● What is being asked: Leaving the pictures aside, return all of the data below exactly.

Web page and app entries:
↓↓↓

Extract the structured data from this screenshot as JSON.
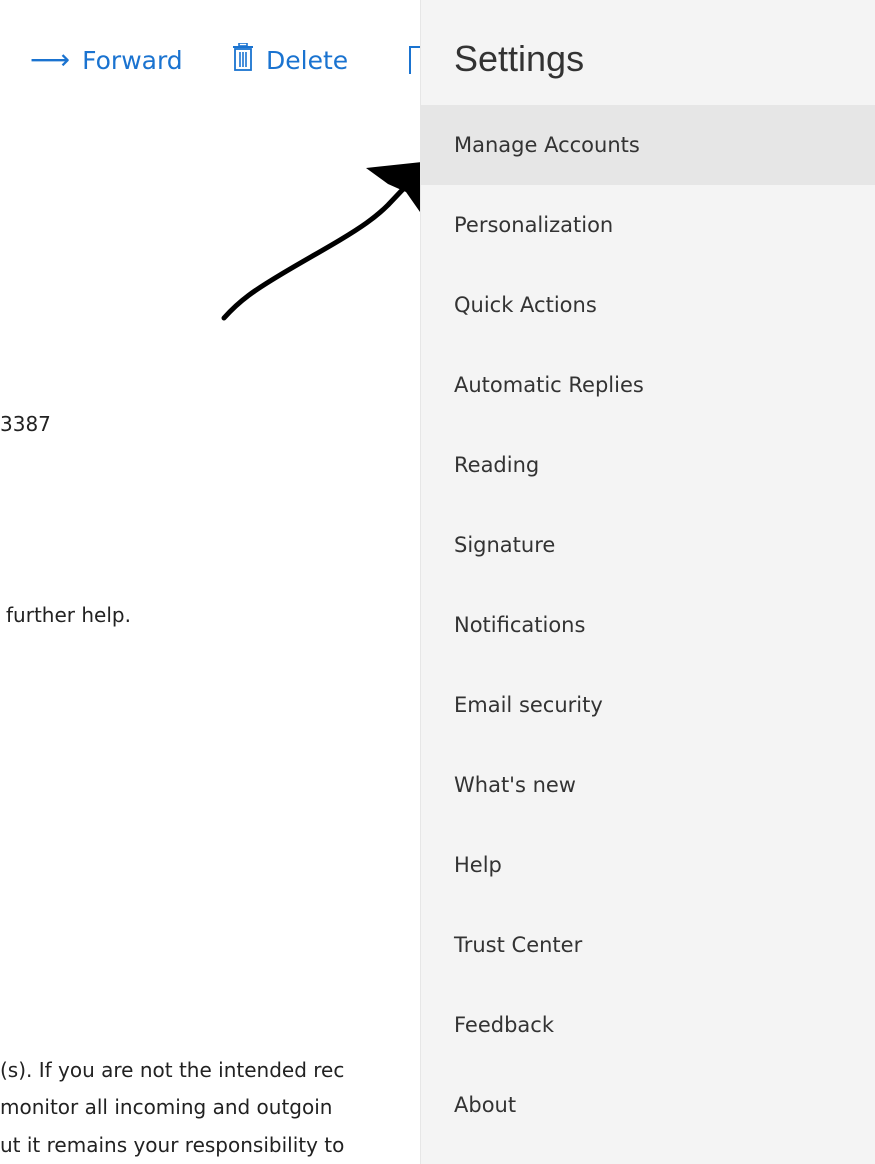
{
  "toolbar": {
    "forward_label": "Forward",
    "delete_label": "Delete"
  },
  "email_body": {
    "line_number": "3387",
    "line_help": "further help.",
    "disclaimer_1": "(s). If you are not the intended rec",
    "disclaimer_2": "monitor all incoming and outgoin",
    "disclaimer_3": "ut it remains your responsibility to"
  },
  "settings": {
    "title": "Settings",
    "items": [
      {
        "label": "Manage Accounts",
        "selected": true
      },
      {
        "label": "Personalization"
      },
      {
        "label": "Quick Actions"
      },
      {
        "label": "Automatic Replies"
      },
      {
        "label": "Reading"
      },
      {
        "label": "Signature"
      },
      {
        "label": "Notifications"
      },
      {
        "label": "Email security"
      },
      {
        "label": "What's new"
      },
      {
        "label": "Help"
      },
      {
        "label": "Trust Center"
      },
      {
        "label": "Feedback"
      },
      {
        "label": "About"
      }
    ]
  },
  "colors": {
    "accent": "#1a73d0",
    "flyout_bg": "#f4f4f4",
    "selected_bg": "#e6e6e6"
  },
  "icons": [
    "arrow-right-icon",
    "trash-icon"
  ]
}
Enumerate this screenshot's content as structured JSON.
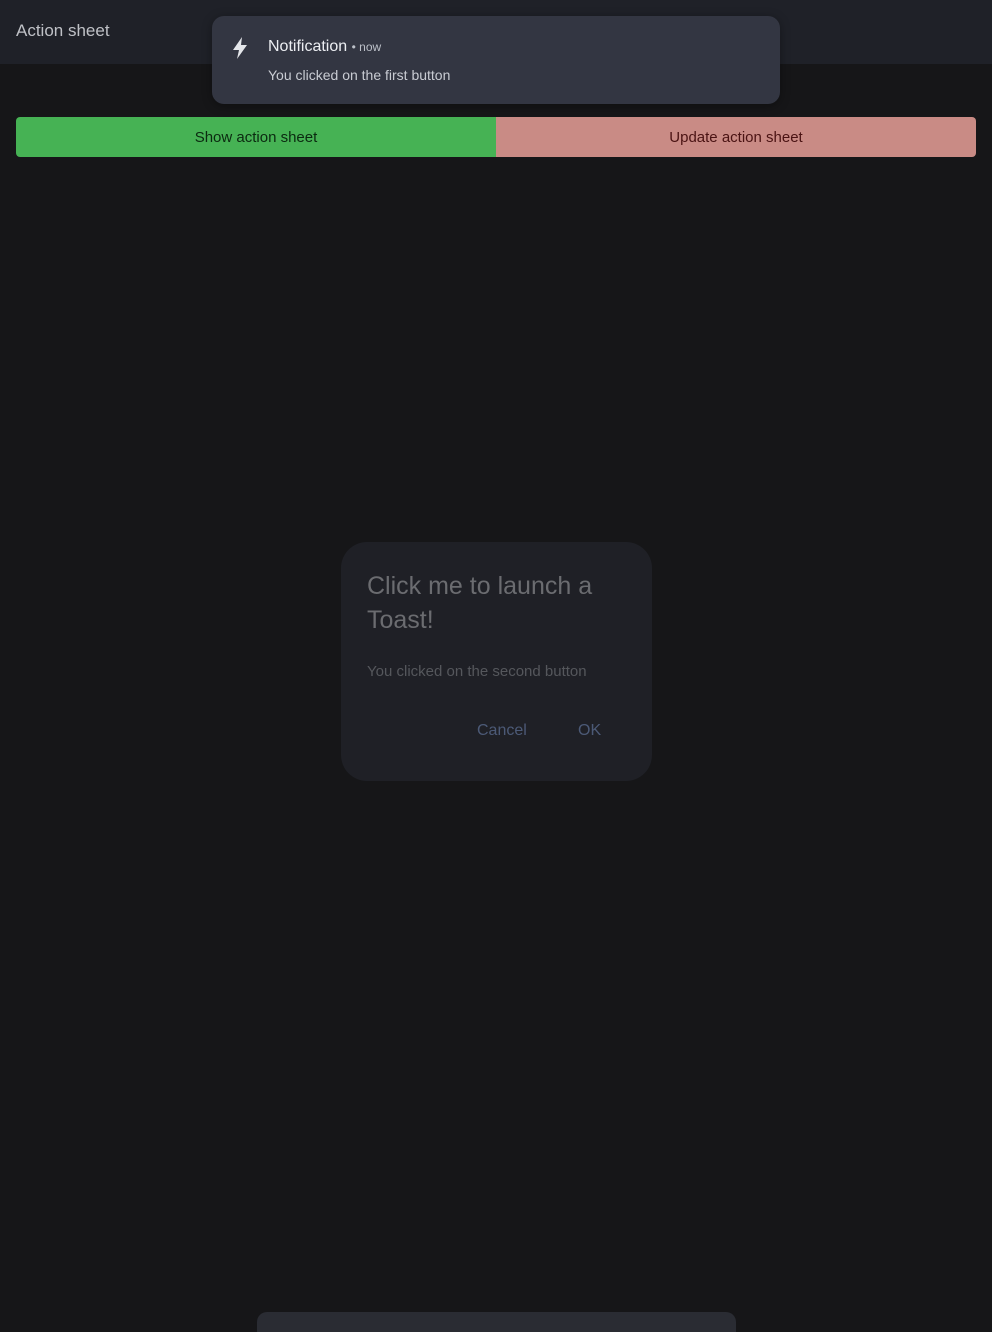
{
  "app_bar": {
    "title": "Action sheet"
  },
  "buttons": {
    "show_label": "Show action sheet",
    "update_label": "Update action sheet"
  },
  "toast": {
    "title": "Notification",
    "time": "• now",
    "message": "You clicked on the first button",
    "icon": "bolt-icon"
  },
  "dialog": {
    "title": "Click me to launch a Toast!",
    "message": "You clicked on the second button",
    "cancel_label": "Cancel",
    "ok_label": "OK"
  },
  "colors": {
    "background": "#161618",
    "app_bar": "#1f2128",
    "show_button": "#46b254",
    "update_button": "#c98b85",
    "toast": "#333642",
    "dialog": "#1f2026"
  }
}
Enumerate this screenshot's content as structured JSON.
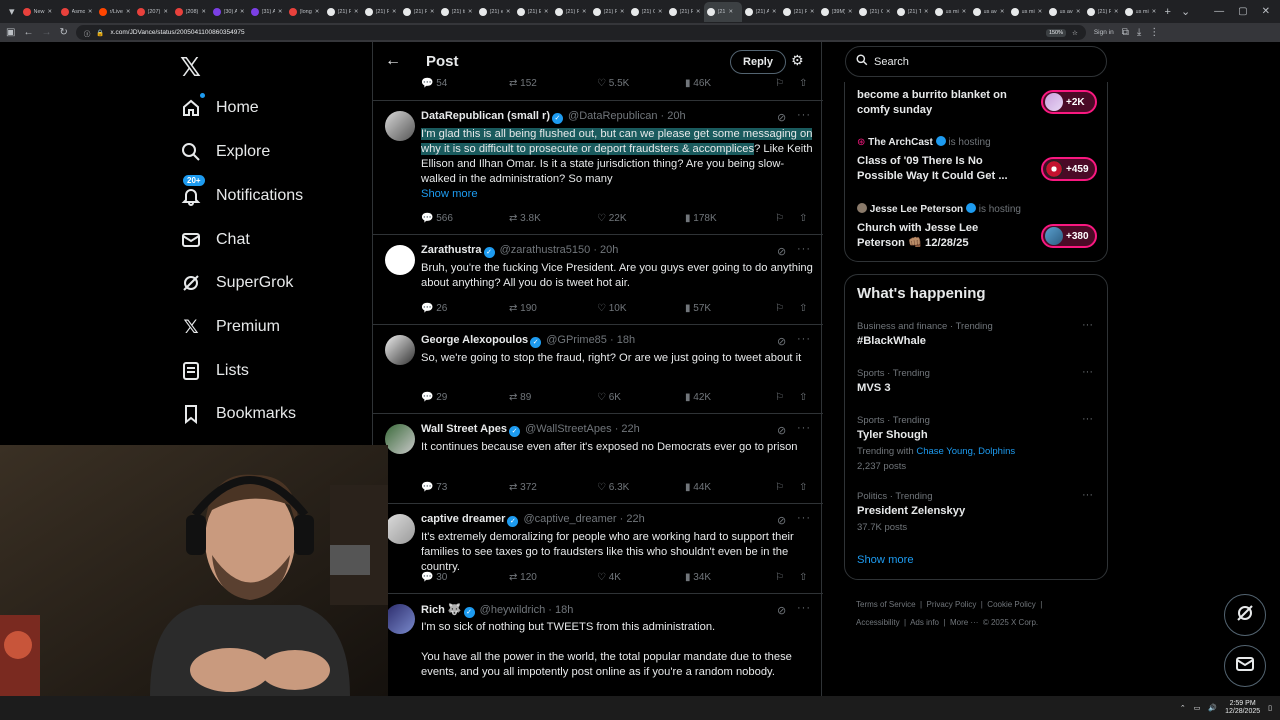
{
  "browser": {
    "tabs": [
      {
        "label": "New",
        "color": "#e8413c"
      },
      {
        "label": "Asmo",
        "color": "#e8413c"
      },
      {
        "label": "r/Live",
        "color": "#ff4500"
      },
      {
        "label": "(207)",
        "color": "#e8413c"
      },
      {
        "label": "(208)",
        "color": "#e8413c"
      },
      {
        "label": "(30) A",
        "color": "#7b3fe4"
      },
      {
        "label": "(31) A",
        "color": "#7b3fe4"
      },
      {
        "label": "(long",
        "color": "#e8413c"
      },
      {
        "label": "(21) F",
        "color": "#e7e9ea"
      },
      {
        "label": "(21) F",
        "color": "#e7e9ea"
      },
      {
        "label": "(21) F",
        "color": "#e7e9ea"
      },
      {
        "label": "(21) ti",
        "color": "#e7e9ea"
      },
      {
        "label": "(21) e",
        "color": "#e7e9ea"
      },
      {
        "label": "(21) E",
        "color": "#e7e9ea"
      },
      {
        "label": "(21) F",
        "color": "#e7e9ea"
      },
      {
        "label": "(21) F",
        "color": "#e7e9ea"
      },
      {
        "label": "(21) G",
        "color": "#e7e9ea"
      },
      {
        "label": "(21) F",
        "color": "#e7e9ea"
      },
      {
        "label": "(21",
        "color": "#e7e9ea"
      },
      {
        "label": "(21) A",
        "color": "#e7e9ea"
      },
      {
        "label": "(21) F",
        "color": "#e7e9ea"
      },
      {
        "label": "(39M)",
        "color": "#e7e9ea"
      },
      {
        "label": "(21) C",
        "color": "#e7e9ea"
      },
      {
        "label": "(21) T",
        "color": "#e7e9ea"
      },
      {
        "label": "us mi",
        "color": "#e7e9ea"
      },
      {
        "label": "us ave",
        "color": "#e7e9ea"
      },
      {
        "label": "us mi",
        "color": "#e7e9ea"
      },
      {
        "label": "us ave",
        "color": "#e7e9ea"
      },
      {
        "label": "(21) F",
        "color": "#e7e9ea"
      },
      {
        "label": "us mi",
        "color": "#e7e9ea"
      }
    ],
    "url": "x.com/JDVance/status/2005041100860354975",
    "zoom": "150%",
    "signin": "Sign in"
  },
  "nav": {
    "items": [
      {
        "label": "Home"
      },
      {
        "label": "Explore"
      },
      {
        "label": "Notifications",
        "badge": "20+"
      },
      {
        "label": "Chat"
      },
      {
        "label": "SuperGrok"
      },
      {
        "label": "Premium"
      },
      {
        "label": "Lists"
      },
      {
        "label": "Bookmarks"
      }
    ]
  },
  "post": {
    "title": "Post",
    "reply_label": "Reply",
    "top_stats": {
      "replies": "54",
      "reposts": "152",
      "likes": "5.5K",
      "views": "46K"
    }
  },
  "tweets": [
    {
      "name": "DataRepublican (small r)",
      "handle": "@DataRepublican",
      "time": "20h",
      "text_highlight": "I'm glad this is all being flushed out, but can we please get some messaging on why it is so difficult to prosecute or deport fraudsters & accomplices",
      "text_rest": "? Like Keith Ellison and Ilhan Omar. Is it a state jurisdiction thing? Are you being slow-walked in the administration? So many",
      "show_more": "Show more",
      "replies": "566",
      "reposts": "3.8K",
      "likes": "22K",
      "views": "178K"
    },
    {
      "name": "Zarathustra",
      "handle": "@zarathustra5150",
      "time": "20h",
      "text": "Bruh, you're the fucking Vice President. Are you guys ever going to do anything about anything? All you do is tweet hot air.",
      "replies": "26",
      "reposts": "190",
      "likes": "10K",
      "views": "57K"
    },
    {
      "name": "George Alexopoulos",
      "handle": "@GPrime85",
      "time": "18h",
      "text": "So, we're going to stop the fraud, right? Or are we just going to tweet about it",
      "replies": "29",
      "reposts": "89",
      "likes": "6K",
      "views": "42K"
    },
    {
      "name": "Wall Street Apes",
      "handle": "@WallStreetApes",
      "time": "22h",
      "text": "It continues because even after it's exposed no Democrats ever go to prison",
      "replies": "73",
      "reposts": "372",
      "likes": "6.3K",
      "views": "44K"
    },
    {
      "name": "captive dreamer",
      "handle": "@captive_dreamer",
      "time": "22h",
      "text": "It's extremely demoralizing for people who are working hard to support their families to see taxes go to fraudsters like this who shouldn't even be in the country.",
      "replies": "30",
      "reposts": "120",
      "likes": "4K",
      "views": "34K"
    },
    {
      "name": "Rich 🐺",
      "handle": "@heywildrich",
      "time": "18h",
      "text": "I'm so sick of nothing but TWEETS from this administration.\n\nYou have all the power in the world, the total popular mandate due to these events, and you all impotently post online as if you're a random nobody."
    }
  ],
  "sidebar": {
    "search_placeholder": "Search",
    "spaces": [
      {
        "title": "become a burrito blanket on comfy sunday",
        "count": "+2K"
      },
      {
        "host": "The ArchCast",
        "hosting": "is hosting",
        "title": "Class of '09 There Is No Possible Way It Could Get ...",
        "count": "+459"
      },
      {
        "host": "Jesse Lee Peterson",
        "hosting": "is hosting",
        "title": "Church with Jesse Lee Peterson 👊🏽 12/28/25",
        "count": "+380"
      }
    ],
    "trends_title": "What's happening",
    "trends": [
      {
        "category": "Business and finance · Trending",
        "name": "#BlackWhale"
      },
      {
        "category": "Sports · Trending",
        "name": "MVS 3"
      },
      {
        "category": "Sports · Trending",
        "name": "Tyler Shough",
        "trending_with": "Trending with",
        "links": "Chase Young, Dolphins",
        "posts": "2,237 posts"
      },
      {
        "category": "Politics · Trending",
        "name": "President Zelenskyy",
        "posts": "37.7K posts"
      }
    ],
    "show_more": "Show more",
    "footer": {
      "line1": "Terms of Service  |  Privacy Policy  |  Cookie Policy  |",
      "line2": "Accessibility  |  Ads info  |  More ···  © 2025 X Corp."
    }
  },
  "taskbar": {
    "time": "2:59 PM",
    "date": "12/28/2025"
  }
}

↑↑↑

● Solution:
Extract the structured data from this screenshot as JSON.
{
  "toolbar": {
    "forward_label": "Forward",
    "delete_label": "Delete"
  },
  "email_body": {
    "line_number": "3387",
    "line_help": "further help.",
    "disclaimer_1": "(s). If you are not the intended rec",
    "disclaimer_2": "monitor all incoming and outgoin",
    "disclaimer_3": "ut it remains your responsibility to"
  },
  "settings": {
    "title": "Settings",
    "items": [
      {
        "label": "Manage Accounts",
        "selected": true
      },
      {
        "label": "Personalization"
      },
      {
        "label": "Quick Actions"
      },
      {
        "label": "Automatic Replies"
      },
      {
        "label": "Reading"
      },
      {
        "label": "Signature"
      },
      {
        "label": "Notifications"
      },
      {
        "label": "Email security"
      },
      {
        "label": "What's new"
      },
      {
        "label": "Help"
      },
      {
        "label": "Trust Center"
      },
      {
        "label": "Feedback"
      },
      {
        "label": "About"
      }
    ]
  },
  "colors": {
    "accent": "#1a73d0",
    "flyout_bg": "#f4f4f4",
    "selected_bg": "#e6e6e6"
  },
  "icons": [
    "arrow-right-icon",
    "trash-icon"
  ]
}
Enumerate this screenshot's content as structured JSON.
{
  "app_bar": {
    "title": "Action sheet"
  },
  "buttons": {
    "show_label": "Show action sheet",
    "update_label": "Update action sheet"
  },
  "toast": {
    "title": "Notification",
    "time": "• now",
    "message": "You clicked on the first button",
    "icon": "bolt-icon"
  },
  "dialog": {
    "title": "Click me to launch a Toast!",
    "message": "You clicked on the second button",
    "cancel_label": "Cancel",
    "ok_label": "OK"
  },
  "colors": {
    "background": "#161618",
    "app_bar": "#1f2128",
    "show_button": "#46b254",
    "update_button": "#c98b85",
    "toast": "#333642",
    "dialog": "#1f2026"
  }
}
Enumerate this screenshot's content as structured JSON.
{
  "browser": {
    "tabs": [
      {
        "label": "New",
        "color": "#e8413c"
      },
      {
        "label": "Asmo",
        "color": "#e8413c"
      },
      {
        "label": "r/Live",
        "color": "#ff4500"
      },
      {
        "label": "(207)",
        "color": "#e8413c"
      },
      {
        "label": "(208)",
        "color": "#e8413c"
      },
      {
        "label": "(30) A",
        "color": "#7b3fe4"
      },
      {
        "label": "(31) A",
        "color": "#7b3fe4"
      },
      {
        "label": "(long",
        "color": "#e8413c"
      },
      {
        "label": "(21) F",
        "color": "#e7e9ea"
      },
      {
        "label": "(21) F",
        "color": "#e7e9ea"
      },
      {
        "label": "(21) F",
        "color": "#e7e9ea"
      },
      {
        "label": "(21) ti",
        "color": "#e7e9ea"
      },
      {
        "label": "(21) e",
        "color": "#e7e9ea"
      },
      {
        "label": "(21) E",
        "color": "#e7e9ea"
      },
      {
        "label": "(21) F",
        "color": "#e7e9ea"
      },
      {
        "label": "(21) F",
        "color": "#e7e9ea"
      },
      {
        "label": "(21) G",
        "color": "#e7e9ea"
      },
      {
        "label": "(21) F",
        "color": "#e7e9ea"
      },
      {
        "label": "(21",
        "color": "#e7e9ea"
      },
      {
        "label": "(21) A",
        "color": "#e7e9ea"
      },
      {
        "label": "(21) F",
        "color": "#e7e9ea"
      },
      {
        "label": "(39M)",
        "color": "#e7e9ea"
      },
      {
        "label": "(21) C",
        "color": "#e7e9ea"
      },
      {
        "label": "(21) T",
        "color": "#e7e9ea"
      },
      {
        "label": "us mi",
        "color": "#e7e9ea"
      },
      {
        "label": "us ave",
        "color": "#e7e9ea"
      },
      {
        "label": "us mi",
        "color": "#e7e9ea"
      },
      {
        "label": "us ave",
        "color": "#e7e9ea"
      },
      {
        "label": "(21) F",
        "color": "#e7e9ea"
      },
      {
        "label": "us mi",
        "color": "#e7e9ea"
      }
    ],
    "url": "x.com/JDVance/status/2005041100860354975",
    "zoom": "150%",
    "signin": "Sign in"
  },
  "nav": {
    "items": [
      {
        "label": "Home"
      },
      {
        "label": "Explore"
      },
      {
        "label": "Notifications",
        "badge": "20+"
      },
      {
        "label": "Chat"
      },
      {
        "label": "SuperGrok"
      },
      {
        "label": "Premium"
      },
      {
        "label": "Lists"
      },
      {
        "label": "Bookmarks"
      }
    ]
  },
  "post": {
    "title": "Post",
    "reply_label": "Reply",
    "top_stats": {
      "replies": "54",
      "reposts": "152",
      "likes": "5.5K",
      "views": "46K"
    }
  },
  "tweets": [
    {
      "name": "DataRepublican (small r)",
      "handle": "@DataRepublican",
      "time": "20h",
      "text_highlight": "I'm glad this is all being flushed out, but can we please get some messaging on why it is so difficult to prosecute or deport fraudsters & accomplices",
      "text_rest": "? Like Keith Ellison and Ilhan Omar. Is it a state jurisdiction thing? Are you being slow-walked in the administration? So many",
      "show_more": "Show more",
      "replies": "566",
      "reposts": "3.8K",
      "likes": "22K",
      "views": "178K"
    },
    {
      "name": "Zarathustra",
      "handle": "@zarathustra5150",
      "time": "20h",
      "text": "Bruh, you're the fucking Vice President. Are you guys ever going to do anything about anything? All you do is tweet hot air.",
      "replies": "26",
      "reposts": "190",
      "likes": "10K",
      "views": "57K"
    },
    {
      "name": "George Alexopoulos",
      "handle": "@GPrime85",
      "time": "18h",
      "text": "So, we're going to stop the fraud, right? Or are we just going to tweet about it",
      "replies": "29",
      "reposts": "89",
      "likes": "6K",
      "views": "42K"
    },
    {
      "name": "Wall Street Apes",
      "handle": "@WallStreetApes",
      "time": "22h",
      "text": "It continues because even after it's exposed no Democrats ever go to prison",
      "replies": "73",
      "reposts": "372",
      "likes": "6.3K",
      "views": "44K"
    },
    {
      "name": "captive dreamer",
      "handle": "@captive_dreamer",
      "time": "22h",
      "text": "It's extremely demoralizing for people who are working hard to support their families to see taxes go to fraudsters like this who shouldn't even be in the country.",
      "replies": "30",
      "reposts": "120",
      "likes": "4K",
      "views": "34K"
    },
    {
      "name": "Rich 🐺",
      "handle": "@heywildrich",
      "time": "18h",
      "text": "I'm so sick of nothing but TWEETS from this administration.\n\nYou have all the power in the world, the total popular mandate due to these events, and you all impotently post online as if you're a random nobody."
    }
  ],
  "sidebar": {
    "search_placeholder": "Search",
    "spaces": [
      {
        "title": "become a burrito blanket on comfy sunday",
        "count": "+2K"
      },
      {
        "host": "The ArchCast",
        "hosting": "is hosting",
        "title": "Class of '09 There Is No Possible Way It Could Get ...",
        "count": "+459"
      },
      {
        "host": "Jesse Lee Peterson",
        "hosting": "is hosting",
        "title": "Church with Jesse Lee Peterson 👊🏽 12/28/25",
        "count": "+380"
      }
    ],
    "trends_title": "What's happening",
    "trends": [
      {
        "category": "Business and finance · Trending",
        "name": "#BlackWhale"
      },
      {
        "category": "Sports · Trending",
        "name": "MVS 3"
      },
      {
        "category": "Sports · Trending",
        "name": "Tyler Shough",
        "trending_with": "Trending with",
        "links": "Chase Young, Dolphins",
        "posts": "2,237 posts"
      },
      {
        "category": "Politics · Trending",
        "name": "President Zelenskyy",
        "posts": "37.7K posts"
      }
    ],
    "show_more": "Show more",
    "footer": {
      "line1": "Terms of Service  |  Privacy Policy  |  Cookie Policy  |",
      "line2": "Accessibility  |  Ads info  |  More ···  © 2025 X Corp."
    }
  },
  "taskbar": {
    "time": "2:59 PM",
    "date": "12/28/2025"
  }
}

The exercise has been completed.